__Required work__:
Would you please repeat all of the data exactly, omitting the pictures?

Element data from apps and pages
━━━━
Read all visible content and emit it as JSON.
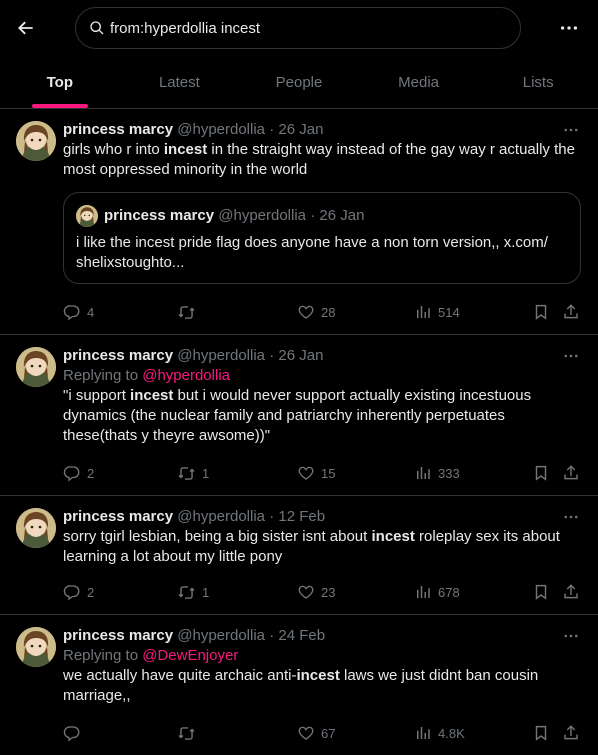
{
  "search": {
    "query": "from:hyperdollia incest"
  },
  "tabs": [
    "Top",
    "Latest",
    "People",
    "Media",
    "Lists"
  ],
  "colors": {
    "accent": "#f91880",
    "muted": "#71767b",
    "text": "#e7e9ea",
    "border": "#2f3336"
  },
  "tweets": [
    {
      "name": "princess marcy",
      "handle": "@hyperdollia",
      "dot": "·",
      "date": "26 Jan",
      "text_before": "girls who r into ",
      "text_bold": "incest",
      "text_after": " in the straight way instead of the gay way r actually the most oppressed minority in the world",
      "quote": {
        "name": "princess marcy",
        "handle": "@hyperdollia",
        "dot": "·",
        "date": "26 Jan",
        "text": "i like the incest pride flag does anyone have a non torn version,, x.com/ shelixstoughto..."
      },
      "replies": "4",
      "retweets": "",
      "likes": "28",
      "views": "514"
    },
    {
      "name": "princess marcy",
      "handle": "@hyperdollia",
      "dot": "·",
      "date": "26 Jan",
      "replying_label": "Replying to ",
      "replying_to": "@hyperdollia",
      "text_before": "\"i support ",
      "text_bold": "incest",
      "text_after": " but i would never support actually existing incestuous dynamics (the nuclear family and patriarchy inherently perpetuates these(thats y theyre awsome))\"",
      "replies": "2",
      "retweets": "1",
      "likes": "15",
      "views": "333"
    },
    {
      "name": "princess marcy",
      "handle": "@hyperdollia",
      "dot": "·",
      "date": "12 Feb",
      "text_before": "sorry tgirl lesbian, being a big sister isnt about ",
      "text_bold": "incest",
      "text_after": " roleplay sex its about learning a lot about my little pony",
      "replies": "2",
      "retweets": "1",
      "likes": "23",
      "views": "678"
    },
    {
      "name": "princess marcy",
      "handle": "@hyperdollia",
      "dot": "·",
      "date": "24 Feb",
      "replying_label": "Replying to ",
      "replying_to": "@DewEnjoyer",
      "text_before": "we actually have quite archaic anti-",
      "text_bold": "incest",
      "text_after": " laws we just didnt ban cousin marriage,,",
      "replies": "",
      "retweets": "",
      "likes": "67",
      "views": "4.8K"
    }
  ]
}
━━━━
__Solution to this task__:
Read all visible content and emit it as JSON.
{
  "search": {
    "query": "from:hyperdollia incest"
  },
  "tabs": [
    "Top",
    "Latest",
    "People",
    "Media",
    "Lists"
  ],
  "colors": {
    "accent": "#f91880",
    "muted": "#71767b",
    "text": "#e7e9ea",
    "border": "#2f3336"
  },
  "tweets": [
    {
      "name": "princess marcy",
      "handle": "@hyperdollia",
      "dot": "·",
      "date": "26 Jan",
      "text_before": "girls who r into ",
      "text_bold": "incest",
      "text_after": " in the straight way instead of the gay way r actually the most oppressed minority in the world",
      "quote": {
        "name": "princess marcy",
        "handle": "@hyperdollia",
        "dot": "·",
        "date": "26 Jan",
        "text": "i like the incest pride flag does anyone have a non torn version,, x.com/ shelixstoughto..."
      },
      "replies": "4",
      "retweets": "",
      "likes": "28",
      "views": "514"
    },
    {
      "name": "princess marcy",
      "handle": "@hyperdollia",
      "dot": "·",
      "date": "26 Jan",
      "replying_label": "Replying to ",
      "replying_to": "@hyperdollia",
      "text_before": "\"i support ",
      "text_bold": "incest",
      "text_after": " but i would never support actually existing incestuous dynamics (the nuclear family and patriarchy inherently perpetuates these(thats y theyre awsome))\"",
      "replies": "2",
      "retweets": "1",
      "likes": "15",
      "views": "333"
    },
    {
      "name": "princess marcy",
      "handle": "@hyperdollia",
      "dot": "·",
      "date": "12 Feb",
      "text_before": "sorry tgirl lesbian, being a big sister isnt about ",
      "text_bold": "incest",
      "text_after": " roleplay sex its about learning a lot about my little pony",
      "replies": "2",
      "retweets": "1",
      "likes": "23",
      "views": "678"
    },
    {
      "name": "princess marcy",
      "handle": "@hyperdollia",
      "dot": "·",
      "date": "24 Feb",
      "replying_label": "Replying to ",
      "replying_to": "@DewEnjoyer",
      "text_before": "we actually have quite archaic anti-",
      "text_bold": "incest",
      "text_after": " laws we just didnt ban cousin marriage,,",
      "replies": "",
      "retweets": "",
      "likes": "67",
      "views": "4.8K"
    }
  ]
}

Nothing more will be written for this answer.